Keep checking back to this post, and I’ll include some Sin City reviews that are worth reading.
Here’s the first impression of my longtime friend Wayne Proctor, who is a comic book enthusiast and a big fan of Frank Miller. Wayne says the film is faithful to the book … and that’s not necessarily a good thing.
Sin City does achieve visual brilliance. It is also as faithful to its material as it can be, like a new edition of the comics being adapted. This has the effect of making one ache to be reading the books over much of the course of the film. It also has a damaging effect on any sense of rhythym the film might achieve; while there are moments where the editing starts to coalesce into a good pace, they are overwhelmed by Rodriguez’s fanatical devotion to the material (or perhaps by the fact that the material’s creator is co-directing at his shoulder).
The brutality is as unrelenting as it is in the books, though here you cannot pause and put the book down, or even take a break between the books: here there is a breathless assault that lasts a long two hours. Because of the flood of blood and human suffering, and without a real arc to support the lack of pacing, the two hours feel very long indeed.
I’m interested to see how folks will react that are not previously familiar with the material (new printings have completely sold out in anticipation of the film’s release). There are so many allusions to character’s backgrounds and characters that appear without any kind of formal introduction, the effect is detrimental. I wonder if viewers will be able to follow a lot of what is going on with the central
characters beyond immediate demands of kill this person, chop that person into pieces, geld the other guy.
On their own, the separate stories stand tall, but heaped together they tend to creak, if only because we viewers never get a moment of relief. This is unfortunate since the stories do not aspire to grandiose levels but are in fact small set pieces populated by simple characters wanting to live simple lives. Think Hobbiton with a red light district.
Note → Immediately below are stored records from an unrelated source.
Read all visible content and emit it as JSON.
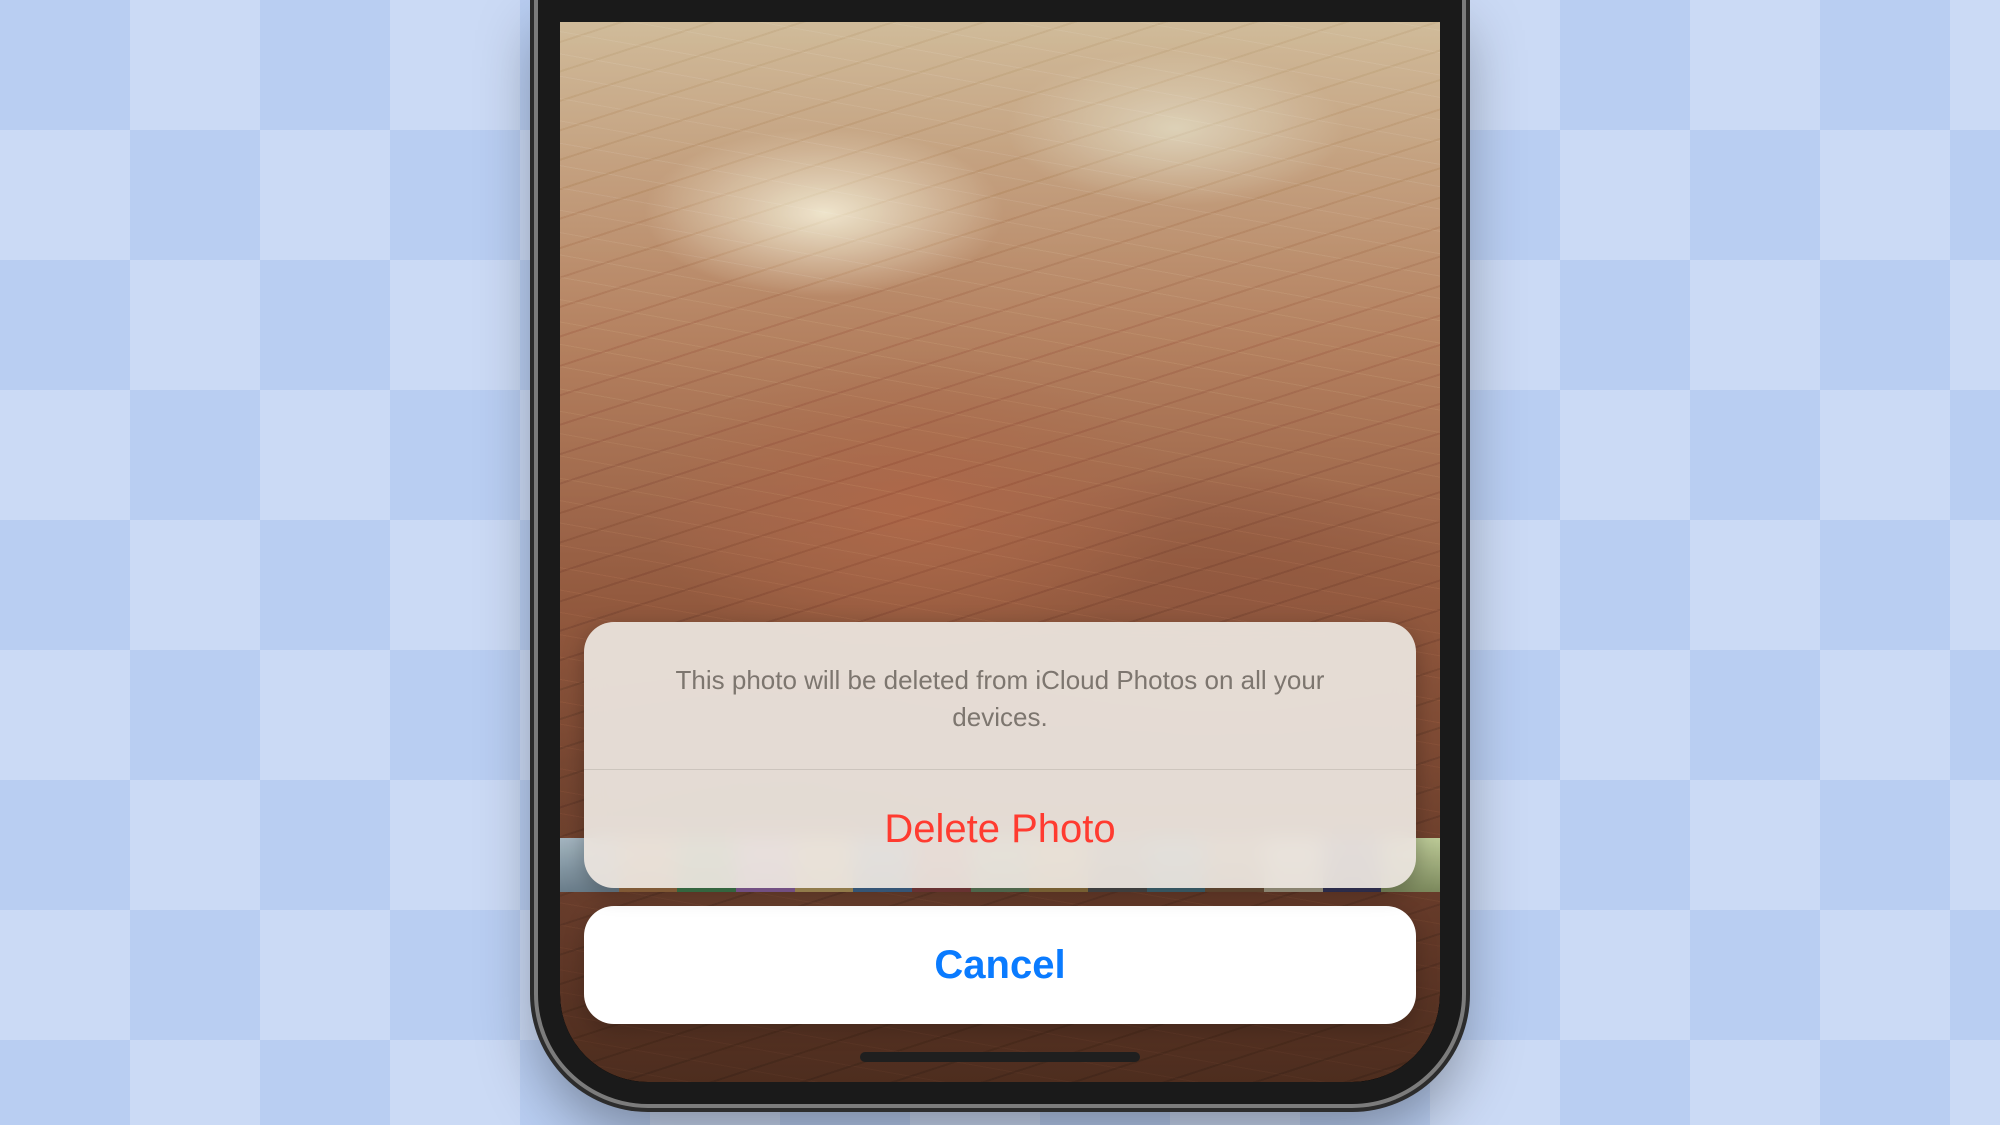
{
  "action_sheet": {
    "message": "This photo will be deleted from iCloud Photos on all your devices.",
    "destructive_label": "Delete Photo",
    "cancel_label": "Cancel"
  },
  "colors": {
    "destructive": "#ff3b30",
    "accent": "#0a7bff"
  }
}
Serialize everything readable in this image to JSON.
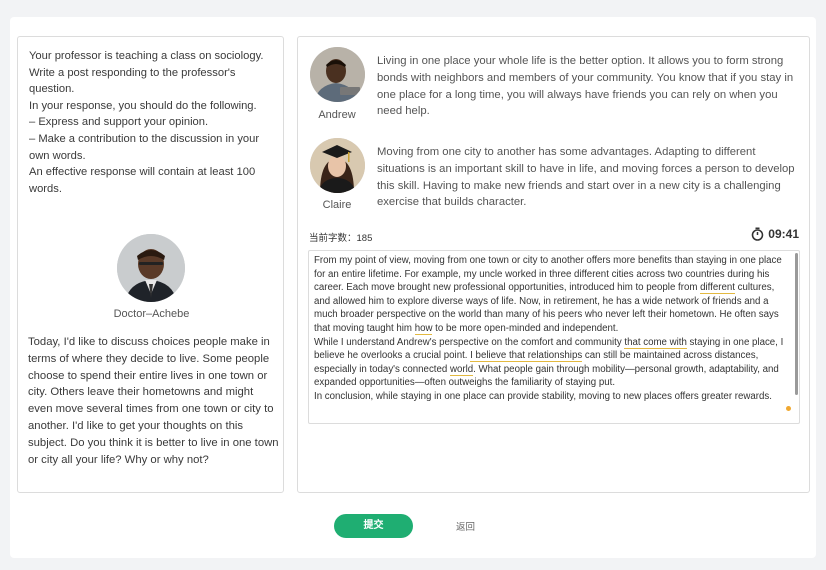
{
  "prompt": {
    "lines": [
      "Your professor is teaching a class on sociology. Write a post responding to the professor's question.",
      "In your response, you should do the following.",
      "– Express and support your opinion.",
      "– Make a contribution to the discussion in your own words.",
      "An effective response will contain at least 100 words."
    ]
  },
  "professor": {
    "name": "Doctor–Achebe",
    "post": "Today, I'd like to discuss choices people make in terms of where they decide to live. Some people choose to spend their entire lives in one town or city. Others leave their hometowns and might even move several times from one town or city to another. I'd like to get your thoughts on this subject. Do you think it is better to live in one town or city all your life? Why or why not?"
  },
  "students": [
    {
      "name": "Andrew",
      "post": "Living in one place your whole life is the better option. It allows you to form strong bonds with neighbors and members of your community. You know that if you stay in one place for a long time, you will always have friends you can rely on when you need help."
    },
    {
      "name": "Claire",
      "post": "Moving from one city to another has some advantages. Adapting to different situations is an important skill to have in life, and moving forces a person to develop this skill. Having to make new friends and start over in a new city is a challenging exercise that builds character."
    }
  ],
  "status": {
    "word_count_label": "当前字数：",
    "word_count": "185",
    "timer": "09:41"
  },
  "response": {
    "p1_a": "From my point of view, moving from one town or city to another offers more benefits than staying in one place for an entire lifetime. For example, my uncle worked in three different cities across two countries during his career. Each move brought new professional opportunities, introduced him to people from ",
    "p1_hl1": "different",
    "p1_b": " cultures, and allowed him to explore diverse ways of life. Now, in retirement, he has a wide network of friends and a much broader perspective on the world than many of his peers who never left their hometown. He often says that moving taught him ",
    "p1_hl2": "how",
    "p1_c": " to be more open-minded and independent.",
    "p2_a": "While I understand Andrew's perspective on the comfort and community ",
    "p2_hl1": "that come with",
    "p2_b": " staying in one place, I believe he overlooks a crucial point. ",
    "p2_hl2": "I believe that relationships",
    "p2_c": " can still be maintained across distances, especially in today's connected ",
    "p2_hl3": "world",
    "p2_d": ". What people gain through mobility—personal growth, adaptability, and expanded opportunities—often outweighs the familiarity of staying put.",
    "p3": "In conclusion, while staying in one place can provide stability, moving to new places offers greater rewards."
  },
  "actions": {
    "submit_label": "提交",
    "back_label": "返回"
  },
  "colors": {
    "submit": "#1fae72",
    "highlight": "#e3b940"
  }
}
Though Sin City is being touted as the next Pulp Fiction, and it might very well enjoy the same kind of pop impact, this film is a far cry from Tarantino; the visual flourishes all come from the books, and the stories do not seek any kind of truth beyond the limits of what the human body can endure.The guy who created -and continues to create- Sin City, Frank Miller, works in a style that can best be described as “camp noir”. He utilises all the sensibility of Chandler with his “knights in dirty armor”, and he surrounds these driven individuals with an absurd universe in which a lot of humor exists. You have to laugh at a guy who from the electric chair, after the switch has been thrown, says, “Is that the best you can do, pansies?” If you can buy into that kind of humor, Sin City is a place for you, in the books at least; in the film, be ready to feel like you’ve been on the electric chair yourself.
I’m skipping the press screening due to deadlines … and due to an increasing sense that I really don’t need to sit and be visually assaulted with sex and violence for two hours just because “it’s something we’ve never seen before.” If I learn there’s really something worth talking about here, perhaps I’ll go.